Shenzhen


Office Building Face in Shenzhen
March 3 2004
Shenzhen City, Guangdong Province, China


Construction visible from Shezhen University.
China has a reputation as being constantly under construction and from what I saw this is more visible in Shenzhen than anywhere else. Here we actually see five identical large buildings in a row in the same stage of construction.


Shenzhen University Dorm Room
Standing in the middle of the room is my friend Henry, who studied here at Ritsumeikan University in Japan for a year. This is the room he lived in before he studied abroad in Japan; he now lives in a much roomier room actually intended for foreign students, which he got into because he works part time for the international office.

Shekou


Hong Kong Ferry
March 3 2004
This odd looking boat is the ferry from Hong Kong to mainland China, Shenzhen city in Guangdong (Canton) province.

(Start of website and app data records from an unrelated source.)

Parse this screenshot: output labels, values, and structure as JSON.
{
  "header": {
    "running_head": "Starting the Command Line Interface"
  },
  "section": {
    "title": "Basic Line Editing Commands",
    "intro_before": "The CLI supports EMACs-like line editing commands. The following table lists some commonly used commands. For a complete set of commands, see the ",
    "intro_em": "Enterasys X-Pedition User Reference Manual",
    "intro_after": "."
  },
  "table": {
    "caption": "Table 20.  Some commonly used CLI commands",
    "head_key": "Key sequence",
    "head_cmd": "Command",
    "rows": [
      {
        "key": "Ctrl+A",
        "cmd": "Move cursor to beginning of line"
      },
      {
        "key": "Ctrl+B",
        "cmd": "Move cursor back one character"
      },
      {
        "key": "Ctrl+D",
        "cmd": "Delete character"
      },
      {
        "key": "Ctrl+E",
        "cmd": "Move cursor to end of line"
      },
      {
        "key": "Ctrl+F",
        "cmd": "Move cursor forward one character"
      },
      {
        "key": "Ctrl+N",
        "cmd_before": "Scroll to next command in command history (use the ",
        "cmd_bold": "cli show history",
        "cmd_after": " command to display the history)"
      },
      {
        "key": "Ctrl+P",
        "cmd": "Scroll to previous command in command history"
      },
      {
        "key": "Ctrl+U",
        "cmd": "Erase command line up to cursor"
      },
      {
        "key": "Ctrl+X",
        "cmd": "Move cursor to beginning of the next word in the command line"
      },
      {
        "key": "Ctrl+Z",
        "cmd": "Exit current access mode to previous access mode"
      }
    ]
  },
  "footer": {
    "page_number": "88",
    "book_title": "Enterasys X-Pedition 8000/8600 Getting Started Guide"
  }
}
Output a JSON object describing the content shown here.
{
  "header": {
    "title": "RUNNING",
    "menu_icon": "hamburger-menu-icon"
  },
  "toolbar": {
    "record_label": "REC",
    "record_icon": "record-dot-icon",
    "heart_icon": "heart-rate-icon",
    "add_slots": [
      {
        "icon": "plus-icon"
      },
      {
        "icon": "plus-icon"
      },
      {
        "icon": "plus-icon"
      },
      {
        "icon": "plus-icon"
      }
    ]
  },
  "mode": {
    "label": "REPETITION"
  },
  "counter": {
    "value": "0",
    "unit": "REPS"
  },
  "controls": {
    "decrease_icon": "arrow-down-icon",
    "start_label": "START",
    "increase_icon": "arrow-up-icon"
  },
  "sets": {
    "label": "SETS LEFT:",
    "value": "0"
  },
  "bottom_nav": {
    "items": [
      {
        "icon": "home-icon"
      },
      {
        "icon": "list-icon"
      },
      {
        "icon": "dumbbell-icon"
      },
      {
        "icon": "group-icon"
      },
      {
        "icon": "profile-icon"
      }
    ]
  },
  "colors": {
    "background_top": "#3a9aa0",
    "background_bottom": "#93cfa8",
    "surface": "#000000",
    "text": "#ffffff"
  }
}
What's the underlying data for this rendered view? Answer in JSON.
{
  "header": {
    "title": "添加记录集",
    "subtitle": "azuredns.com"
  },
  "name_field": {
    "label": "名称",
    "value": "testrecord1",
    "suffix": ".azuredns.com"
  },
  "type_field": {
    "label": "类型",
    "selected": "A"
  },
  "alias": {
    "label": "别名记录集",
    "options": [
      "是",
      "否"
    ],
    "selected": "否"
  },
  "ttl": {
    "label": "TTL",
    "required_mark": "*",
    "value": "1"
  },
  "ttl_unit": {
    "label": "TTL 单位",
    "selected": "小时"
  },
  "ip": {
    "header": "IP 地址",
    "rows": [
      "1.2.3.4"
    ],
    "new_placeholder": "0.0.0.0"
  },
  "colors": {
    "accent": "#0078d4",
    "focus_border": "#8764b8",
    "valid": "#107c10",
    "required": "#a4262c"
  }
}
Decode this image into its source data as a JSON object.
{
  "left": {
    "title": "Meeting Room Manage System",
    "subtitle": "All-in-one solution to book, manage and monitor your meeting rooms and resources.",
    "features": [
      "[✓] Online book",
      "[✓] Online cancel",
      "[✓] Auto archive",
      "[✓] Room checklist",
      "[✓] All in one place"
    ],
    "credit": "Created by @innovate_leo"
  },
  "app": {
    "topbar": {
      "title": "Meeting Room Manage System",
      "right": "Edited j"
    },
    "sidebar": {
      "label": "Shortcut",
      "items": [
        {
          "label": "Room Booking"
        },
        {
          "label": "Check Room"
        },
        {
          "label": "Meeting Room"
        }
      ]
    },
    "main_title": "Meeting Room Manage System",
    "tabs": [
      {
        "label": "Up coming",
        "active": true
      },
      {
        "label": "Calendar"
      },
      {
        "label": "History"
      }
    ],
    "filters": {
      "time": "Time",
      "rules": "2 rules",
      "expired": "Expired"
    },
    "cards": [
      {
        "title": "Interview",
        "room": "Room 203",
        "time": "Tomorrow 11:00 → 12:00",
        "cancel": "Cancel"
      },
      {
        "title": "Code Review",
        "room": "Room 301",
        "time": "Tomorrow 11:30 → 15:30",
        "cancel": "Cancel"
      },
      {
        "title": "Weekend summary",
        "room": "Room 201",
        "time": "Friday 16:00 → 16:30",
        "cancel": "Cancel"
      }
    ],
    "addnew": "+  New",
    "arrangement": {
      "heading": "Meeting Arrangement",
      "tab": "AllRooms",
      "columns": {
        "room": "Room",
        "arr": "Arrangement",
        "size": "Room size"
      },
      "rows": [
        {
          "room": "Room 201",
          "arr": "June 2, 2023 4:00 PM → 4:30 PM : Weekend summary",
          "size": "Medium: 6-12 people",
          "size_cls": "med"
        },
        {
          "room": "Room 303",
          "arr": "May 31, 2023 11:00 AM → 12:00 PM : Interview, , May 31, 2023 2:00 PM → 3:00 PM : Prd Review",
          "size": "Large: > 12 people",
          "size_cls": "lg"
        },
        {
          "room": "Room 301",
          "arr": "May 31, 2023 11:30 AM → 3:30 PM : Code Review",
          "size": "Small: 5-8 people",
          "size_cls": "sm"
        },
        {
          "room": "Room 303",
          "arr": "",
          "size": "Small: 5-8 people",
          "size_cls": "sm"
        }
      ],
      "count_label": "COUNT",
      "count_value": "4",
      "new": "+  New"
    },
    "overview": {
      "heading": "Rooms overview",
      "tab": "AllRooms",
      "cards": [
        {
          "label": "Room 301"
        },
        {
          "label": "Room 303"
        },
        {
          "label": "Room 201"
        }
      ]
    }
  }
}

It arrives in a place called ‘蛇口’ which is pronounced ‘Shekou‘ in Cantonese. In Japanese as jaguchi, and is the word for faucet but I have no idea if there is a relationship.

Emmigration from Hong Kong, immigration to China, and the respective customs checks were trivial. They’re a lot more interested in keeping illegal immigrants out of Hong Kong than out of China. The ferry takes about 40 minutes and costs $105 Hong Kong dollars. HK$ are about 7.5 to a US dollar, so it really isn’t very expensive for an international trip, even at such a close distance.


Just on the outside of the ferry terminal was this stall selling fishing gear. Notice the double turtle-dragon creature on the counter, and the giant can of Carlsberg beer behind the counter.